The online Advanced Certificate in Terrorism Studies program from John Jay College of Criminal Justice offers a dynamic online education taught by leading authorities in terrorism studies, law enforcement, and criminal justice. In the program, you will develop an understanding of terrorism and counter-terrorism. The online program is suitable for students interested in pursuing a career in homeland security at local, state, or federal levels; joining national and international counter-terrorism agencies; conducting research on terrorism in academia; or seeking opportunities in relevant industries.
The program operates in collaboration with the internationally renowned Center on Terrorism at John Jay College, which sponsors a highly regarded series of seminars integrated into the curriculum of the program. Key components of the program are:
- 100% online courses - Flexible course schedule. No scheduled meeting times. You can study when and where you want.
- Small class size - Typically no more than 20 students per class. That means more one-on-one time with the instructor.
- Accelerated 8-week session format - Earn credits every 8 weeks.
- Transferrable graduate credits – Credits may be applied towards earning an advanced degree, such as the Master of Arts in Criminal Justice at John Jay College.
- Prominent faculty - Our faculty are leading authorities in terrorism studies.
- Affordable price - We offer one of the most affordable terrorism studies programs in the U.S.
- A prestigious credential - Online or on campus, you’ll obtain a credential that is recognized worldwide.
A senior college of The City University of New York, John Jay College of Criminal Justice is a preeminent national and international leader in all aspects of education related to criminal justice and is accredited by the Middle States Commission on Higher Education.
For more information about our program, please complete the Request Information form, or apply today for admission.
This course discusses the history of terrorism, especially since the French Revolution; its evolving definition and how it relates to state violence; and its protean contemporary forms. The course also examines topics including the attacks on the World Trade Center, Middle Eastern terrorism from the Palestinian Hamas movement and Israeli religious violence, to state terrorism in countries such as Iraq; right-wing terrorism in this country (Oklahoma City); the case of Shoko Asahara’s fanatical Japanese group, Aum Shinrikyo; and the specific threat of terrorists using weapons of mass destruction. Develops a global perspective in raising comparative questions about terrorism.

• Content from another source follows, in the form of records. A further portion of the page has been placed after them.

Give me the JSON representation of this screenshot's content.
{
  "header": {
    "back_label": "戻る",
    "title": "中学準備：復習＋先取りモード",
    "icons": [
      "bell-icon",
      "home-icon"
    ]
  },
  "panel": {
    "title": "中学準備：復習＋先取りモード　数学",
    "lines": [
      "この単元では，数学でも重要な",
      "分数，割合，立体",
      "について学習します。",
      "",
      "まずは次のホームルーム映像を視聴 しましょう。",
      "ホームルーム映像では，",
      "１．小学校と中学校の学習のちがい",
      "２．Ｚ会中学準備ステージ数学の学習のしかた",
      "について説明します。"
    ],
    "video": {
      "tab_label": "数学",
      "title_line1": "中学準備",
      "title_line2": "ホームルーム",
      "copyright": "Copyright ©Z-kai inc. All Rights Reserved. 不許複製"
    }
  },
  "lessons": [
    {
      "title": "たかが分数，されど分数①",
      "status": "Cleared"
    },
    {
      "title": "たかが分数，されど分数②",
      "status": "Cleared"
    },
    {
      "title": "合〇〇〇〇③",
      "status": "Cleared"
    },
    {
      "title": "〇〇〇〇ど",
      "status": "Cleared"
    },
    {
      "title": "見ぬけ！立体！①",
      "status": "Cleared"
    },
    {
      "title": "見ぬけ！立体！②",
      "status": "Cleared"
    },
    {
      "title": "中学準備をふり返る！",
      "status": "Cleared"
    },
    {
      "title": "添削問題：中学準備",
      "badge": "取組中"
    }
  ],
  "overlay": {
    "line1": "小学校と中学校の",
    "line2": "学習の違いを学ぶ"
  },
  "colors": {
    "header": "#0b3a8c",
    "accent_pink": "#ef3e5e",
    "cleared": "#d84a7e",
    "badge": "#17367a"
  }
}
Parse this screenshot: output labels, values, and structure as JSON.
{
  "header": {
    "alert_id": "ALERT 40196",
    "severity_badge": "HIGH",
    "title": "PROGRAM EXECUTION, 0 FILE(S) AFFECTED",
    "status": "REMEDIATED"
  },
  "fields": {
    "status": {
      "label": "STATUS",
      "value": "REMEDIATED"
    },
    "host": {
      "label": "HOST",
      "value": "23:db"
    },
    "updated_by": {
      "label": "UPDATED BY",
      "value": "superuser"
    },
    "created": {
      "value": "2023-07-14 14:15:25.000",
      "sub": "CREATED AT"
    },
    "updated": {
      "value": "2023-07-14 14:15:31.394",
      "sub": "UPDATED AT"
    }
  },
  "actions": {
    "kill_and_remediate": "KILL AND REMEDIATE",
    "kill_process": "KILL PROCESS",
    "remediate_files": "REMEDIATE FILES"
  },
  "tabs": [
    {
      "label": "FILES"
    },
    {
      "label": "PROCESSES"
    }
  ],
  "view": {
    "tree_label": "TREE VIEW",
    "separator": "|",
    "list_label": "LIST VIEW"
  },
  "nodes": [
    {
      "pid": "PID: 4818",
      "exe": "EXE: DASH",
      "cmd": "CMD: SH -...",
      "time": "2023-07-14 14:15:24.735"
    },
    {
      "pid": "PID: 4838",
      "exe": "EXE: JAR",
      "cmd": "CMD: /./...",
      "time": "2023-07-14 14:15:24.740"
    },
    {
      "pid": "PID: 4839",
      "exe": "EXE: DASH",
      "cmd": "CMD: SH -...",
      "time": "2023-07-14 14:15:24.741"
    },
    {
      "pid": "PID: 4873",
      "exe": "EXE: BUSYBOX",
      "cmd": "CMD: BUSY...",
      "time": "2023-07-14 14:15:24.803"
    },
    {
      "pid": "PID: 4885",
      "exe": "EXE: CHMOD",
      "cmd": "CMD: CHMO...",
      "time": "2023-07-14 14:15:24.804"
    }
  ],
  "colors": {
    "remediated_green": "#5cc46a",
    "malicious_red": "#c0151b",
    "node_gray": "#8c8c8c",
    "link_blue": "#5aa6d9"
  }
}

This course gives present and future law enforcement managers an overview of counter-terrorism policy in the context of current events and policies. The topics will include emergency response to disaster scenes, the identification of terrorists and terrorist groups, and the assessment of vulnerability and risk for population and infrastructure. The course will cover preventive law enforcement strategies and tactics, as well as methods to improve information sharing and coordination between agencies.
This course examines the new, apocalyptic or world-ending violence that reached American shores in its most tragic form on September 11, 2001. Discusses the history of apocalyptic movements (such as the Crusades), of violent cultic groups from the Middle Ages to the contemporary world (such as Jim Jones), of fundamentalism in the major religions of the world and how and why it so often gets connected to terrorism, and of the way nuclear, biological and chemical weapons have changed our psychological landscape.
The intensive seminar in terrorism studies is the core experience of all students pursuing their “Certificate in Terrorism Studies.” The seminar is open only to students seeking the certificate. Students are expected to read in advance publications by the distinguished scholars who present their work at the seminar, participate in discussions, and write critiques of the presentations they have heard and publications they have read. Students have access to online streaming videos of the seminars and may engage in online interactions with the professor, guest speakers, and fellow students.